Pressure: Ambient pressure does not significantly influence the droplet burning rate, but does influence chemistry at sufficiently low values. In addition, one strategy for extinguishing a fire is to isolate the habitat where it exists and vent the cabin to space. It is therefore beneficial to have verified suppressant data at low pressures. The pressure for the tests will range from 0.5 to 1.0 atm (standard atmosphere). As with the oxygen mole fraction, it is important that the test chamber be sufficiently large so that the pressure is essentially constant during an experiment (i.e. the droplet burns in a constant pressure ambient).
Fuel Type: The advantage of the droplet geometry is that the fuel is relatively simple and better characterized than typical fuels in fire safety studies (e.g., PMMA or paper). This is also a disadvantage since it does not represent a practical fuel.

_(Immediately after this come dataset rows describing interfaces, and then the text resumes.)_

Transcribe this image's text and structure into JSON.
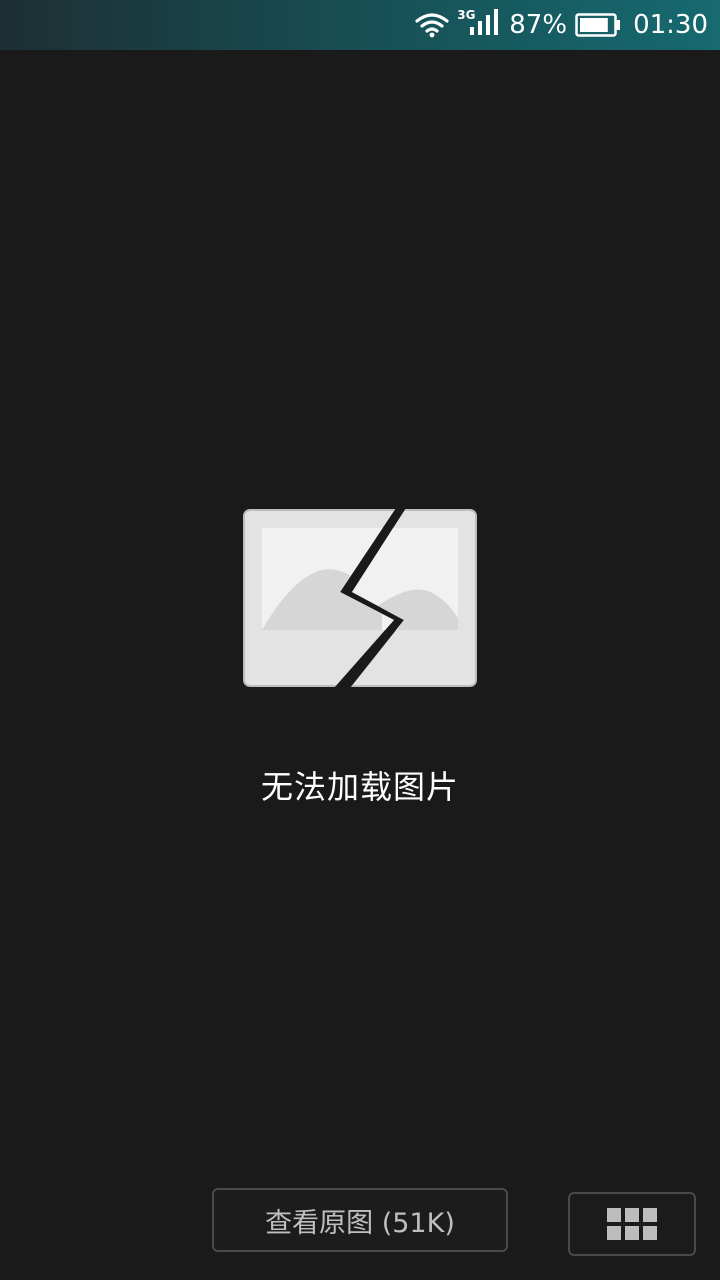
{
  "status_bar": {
    "network_type": "3G",
    "battery_percent": "87%",
    "battery_level": 0.87,
    "time": "01:30",
    "icons": [
      "wifi-icon",
      "signal-icon",
      "battery-icon"
    ]
  },
  "main": {
    "error_message": "无法加载图片",
    "broken_image_icon": "broken-image-icon"
  },
  "bottom_bar": {
    "view_original_label": "查看原图 (51K)",
    "grid_icon": "grid-icon"
  },
  "colors": {
    "background": "#1a1a1a",
    "status_bar_accent": "#166a70",
    "button_border": "#4a4a4a",
    "button_text": "#bfbfbf"
  }
}
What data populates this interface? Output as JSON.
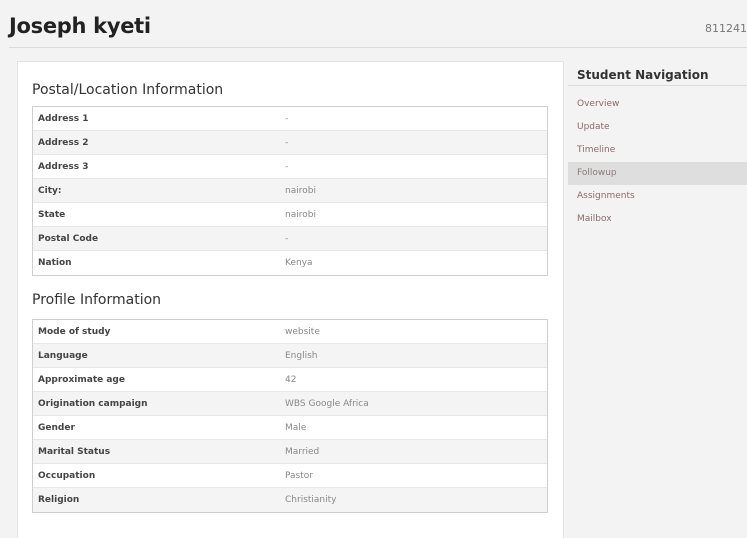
{
  "header": {
    "title": "Joseph kyeti",
    "student_id": "811241"
  },
  "postal": {
    "title": "Postal/Location Information",
    "rows": [
      {
        "label": "Address 1",
        "value": "-"
      },
      {
        "label": "Address 2",
        "value": "-"
      },
      {
        "label": "Address 3",
        "value": "-"
      },
      {
        "label": "City:",
        "value": "nairobi"
      },
      {
        "label": "State",
        "value": "nairobi"
      },
      {
        "label": "Postal Code",
        "value": "-"
      },
      {
        "label": "Nation",
        "value": "Kenya"
      }
    ]
  },
  "profile": {
    "title": "Profile Information",
    "rows": [
      {
        "label": "Mode of study",
        "value": "website"
      },
      {
        "label": "Language",
        "value": "English"
      },
      {
        "label": "Approximate age",
        "value": "42"
      },
      {
        "label": "Origination campaign",
        "value": "WBS Google Africa"
      },
      {
        "label": "Gender",
        "value": "Male"
      },
      {
        "label": "Marital Status",
        "value": "Married"
      },
      {
        "label": "Occupation",
        "value": "Pastor"
      },
      {
        "label": "Religion",
        "value": "Christianity"
      }
    ]
  },
  "nav": {
    "title": "Student Navigation",
    "active_index": 3,
    "items": [
      {
        "label": "Overview"
      },
      {
        "label": "Update"
      },
      {
        "label": "Timeline"
      },
      {
        "label": "Followup"
      },
      {
        "label": "Assignments"
      },
      {
        "label": "Mailbox"
      }
    ]
  }
}
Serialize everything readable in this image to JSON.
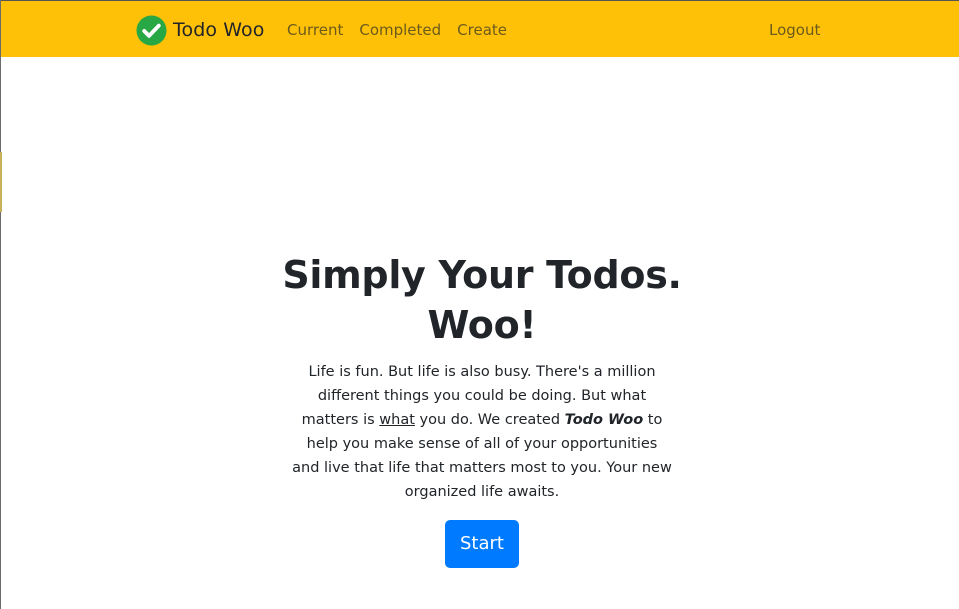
{
  "navbar": {
    "brand_text": "Todo Woo",
    "brand_icon": "check-circle-icon",
    "links": [
      {
        "label": "Current"
      },
      {
        "label": "Completed"
      },
      {
        "label": "Create"
      }
    ],
    "logout_label": "Logout",
    "bg_color": "#ffc107"
  },
  "hero": {
    "title": "Simply Your Todos. Woo!",
    "text_part1": "Life is fun. But life is also busy. There's a million different things you could be doing. But what matters is ",
    "text_underlined": "what",
    "text_part2": " you do. We created ",
    "text_bold": "Todo Woo",
    "text_part3": " to help you make sense of all of your opportunities and live that life that matters most to you. Your new organized life awaits.",
    "button_label": "Start",
    "button_color": "#007bff"
  }
}
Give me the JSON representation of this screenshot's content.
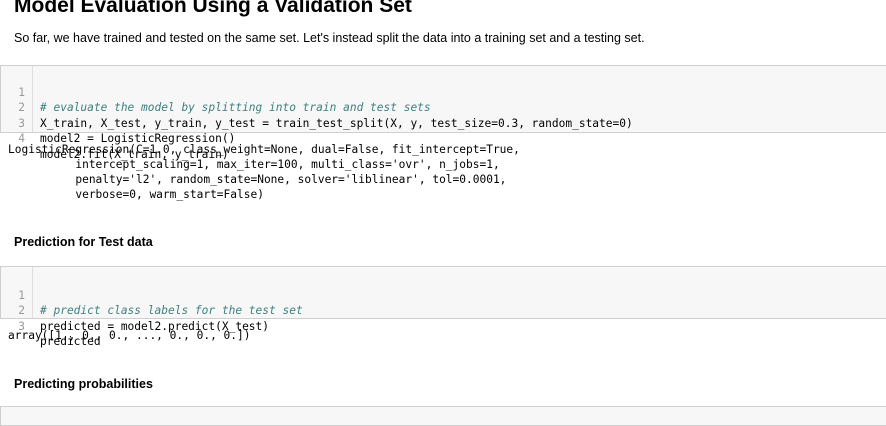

The study will use two typical hydrocarbon fuels, an alcohol, methanol (CH3OH ) and an alkane, heptane (C7H16 ). There is a relatively large experience base with these fuels. Methanol has a fuel-bound oxygen atom, and burns with a very dim blue flame (not much soot production) with a small standoff distance, so it has widely different radiative characteristics than heptane. Therefore, studying these two fuels gives a wide range of fire scenarios to verify model and sub-model performance over.
Droplet Diameter: The droplet is ignited in the flammable region and then burns in a constant oxygen mole fraction ambient until flame extinction. Under the assumption of quasisteady burning, the initial droplet size should not significantly influence the determination of the extinction droplet size. Transient influences, however, will be present, so some variation in initial droplet diameter is necessary to determine the deviation from quasi-steady behavior. The initial droplet size in the proposed study will vary between 2 and 5 mm.
|Methanol Droplet Extinction in Oxygen/Carbon-dioxide/Nitrogen Mixtures in Microgravity: Results from the International Space Station Experiments
|MDCA/FLEX Overview Chart
|FLEX-2 Overview Chart
|MDCA-FLEX Short Overview Presentation
|FLEX SRD (EIRD)
|Publications & Presentations
|FLEX and FLEX-2 Publications
PI Team: Prof. Forman Williams, UCSD (lead)
Prof. Frederick Dryer, Princeton
Prof. Mun Choi, University of Connecticut
Prof. Benjamin Shaw, USC-Davis
Dr. Vedha Nayagam, NCSER
Michael Hicks, NASA GRC
PS: Dr. Daniel Dietrich, NASA GRC
PM: J. Mark Hickman, NASA GRC
Engineering Team: ZIN Technologies, Inc.